>>

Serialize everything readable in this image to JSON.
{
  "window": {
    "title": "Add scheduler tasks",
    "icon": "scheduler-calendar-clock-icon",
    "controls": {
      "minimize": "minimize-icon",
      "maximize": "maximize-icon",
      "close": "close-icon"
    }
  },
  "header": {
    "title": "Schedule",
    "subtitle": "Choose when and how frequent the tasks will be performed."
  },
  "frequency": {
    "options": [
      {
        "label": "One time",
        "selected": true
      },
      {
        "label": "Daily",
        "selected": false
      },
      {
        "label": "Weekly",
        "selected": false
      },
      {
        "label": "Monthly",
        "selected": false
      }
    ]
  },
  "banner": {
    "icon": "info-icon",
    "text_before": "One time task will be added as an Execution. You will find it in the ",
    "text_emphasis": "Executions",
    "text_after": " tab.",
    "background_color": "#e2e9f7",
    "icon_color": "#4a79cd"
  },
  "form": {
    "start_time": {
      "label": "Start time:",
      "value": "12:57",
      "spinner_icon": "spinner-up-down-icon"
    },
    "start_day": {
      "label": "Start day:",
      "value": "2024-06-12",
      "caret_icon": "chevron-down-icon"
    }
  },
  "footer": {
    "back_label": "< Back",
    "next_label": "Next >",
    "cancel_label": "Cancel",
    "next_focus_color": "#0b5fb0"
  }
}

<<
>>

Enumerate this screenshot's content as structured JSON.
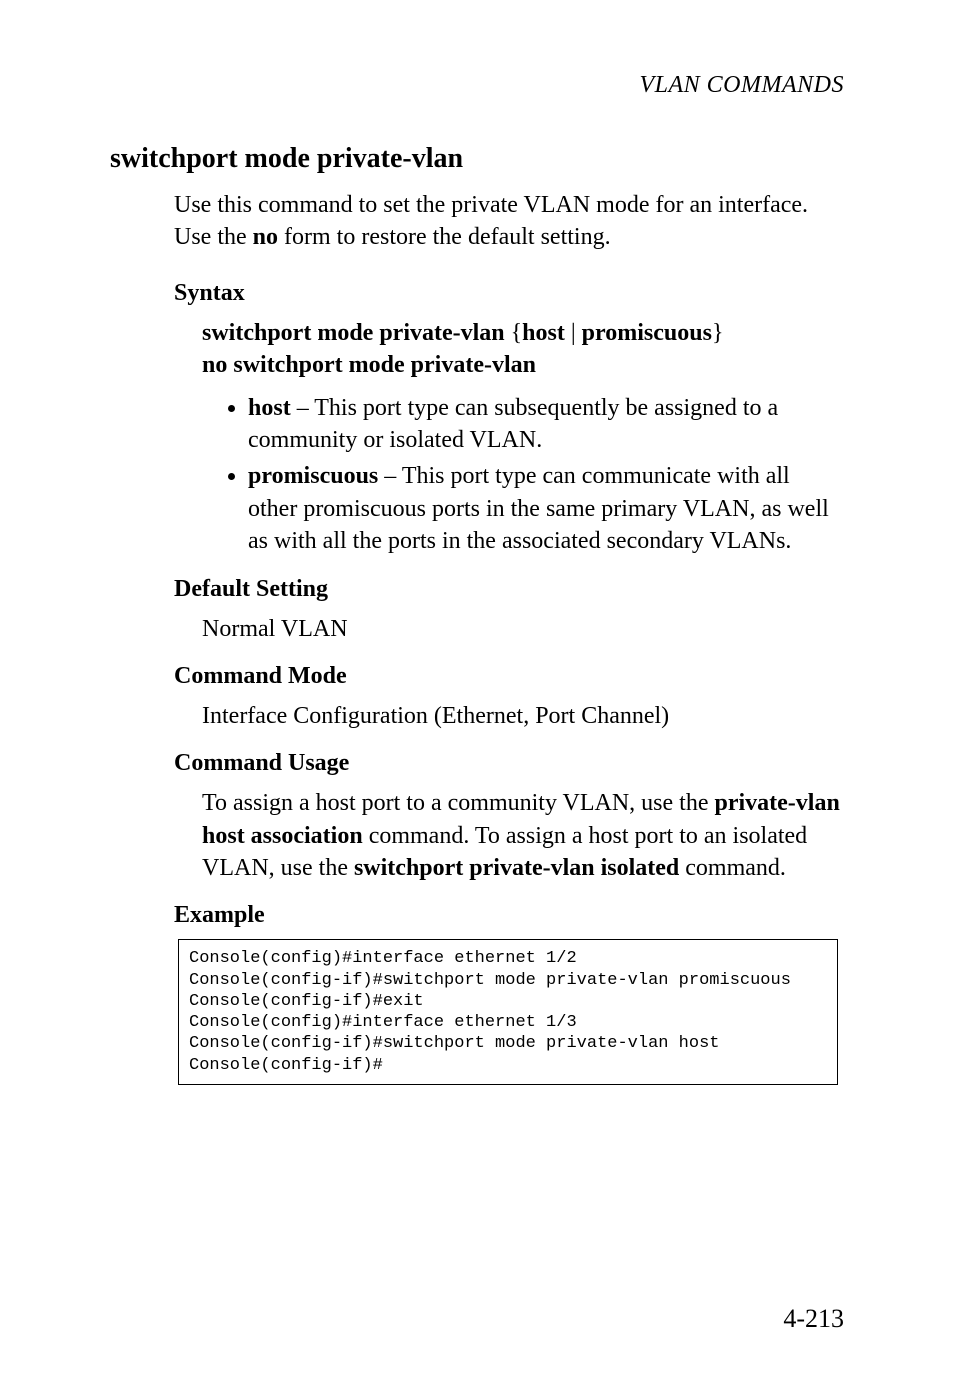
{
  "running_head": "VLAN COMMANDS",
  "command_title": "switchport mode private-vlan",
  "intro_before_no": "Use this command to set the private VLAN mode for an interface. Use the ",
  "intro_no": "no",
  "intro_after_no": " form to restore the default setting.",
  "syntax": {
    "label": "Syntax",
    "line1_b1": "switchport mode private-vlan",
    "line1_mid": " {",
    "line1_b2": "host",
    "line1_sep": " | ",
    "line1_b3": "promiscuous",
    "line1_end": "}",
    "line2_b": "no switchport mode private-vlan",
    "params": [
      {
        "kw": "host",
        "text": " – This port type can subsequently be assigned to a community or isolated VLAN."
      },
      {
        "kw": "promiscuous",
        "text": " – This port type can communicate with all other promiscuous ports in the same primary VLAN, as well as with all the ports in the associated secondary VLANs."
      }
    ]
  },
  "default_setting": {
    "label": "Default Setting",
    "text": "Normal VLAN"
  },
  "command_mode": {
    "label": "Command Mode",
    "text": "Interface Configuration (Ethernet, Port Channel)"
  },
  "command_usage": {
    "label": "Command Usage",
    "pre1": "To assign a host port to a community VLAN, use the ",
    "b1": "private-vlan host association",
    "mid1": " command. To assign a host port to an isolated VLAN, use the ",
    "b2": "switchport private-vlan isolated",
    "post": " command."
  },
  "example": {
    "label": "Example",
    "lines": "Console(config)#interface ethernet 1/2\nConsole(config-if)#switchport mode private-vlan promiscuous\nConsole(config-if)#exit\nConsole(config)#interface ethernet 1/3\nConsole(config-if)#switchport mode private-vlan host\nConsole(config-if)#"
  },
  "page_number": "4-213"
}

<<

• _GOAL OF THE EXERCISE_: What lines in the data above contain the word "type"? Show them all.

• _PROBLEM SOLUTION_:
        "text": " – This port type can subsequently be assigned to a community or isolated VLAN."
        "text": " – This port type can communicate with all other promiscuous ports in the same primary VLAN, as well as with all the ports in the associated secondary VLANs."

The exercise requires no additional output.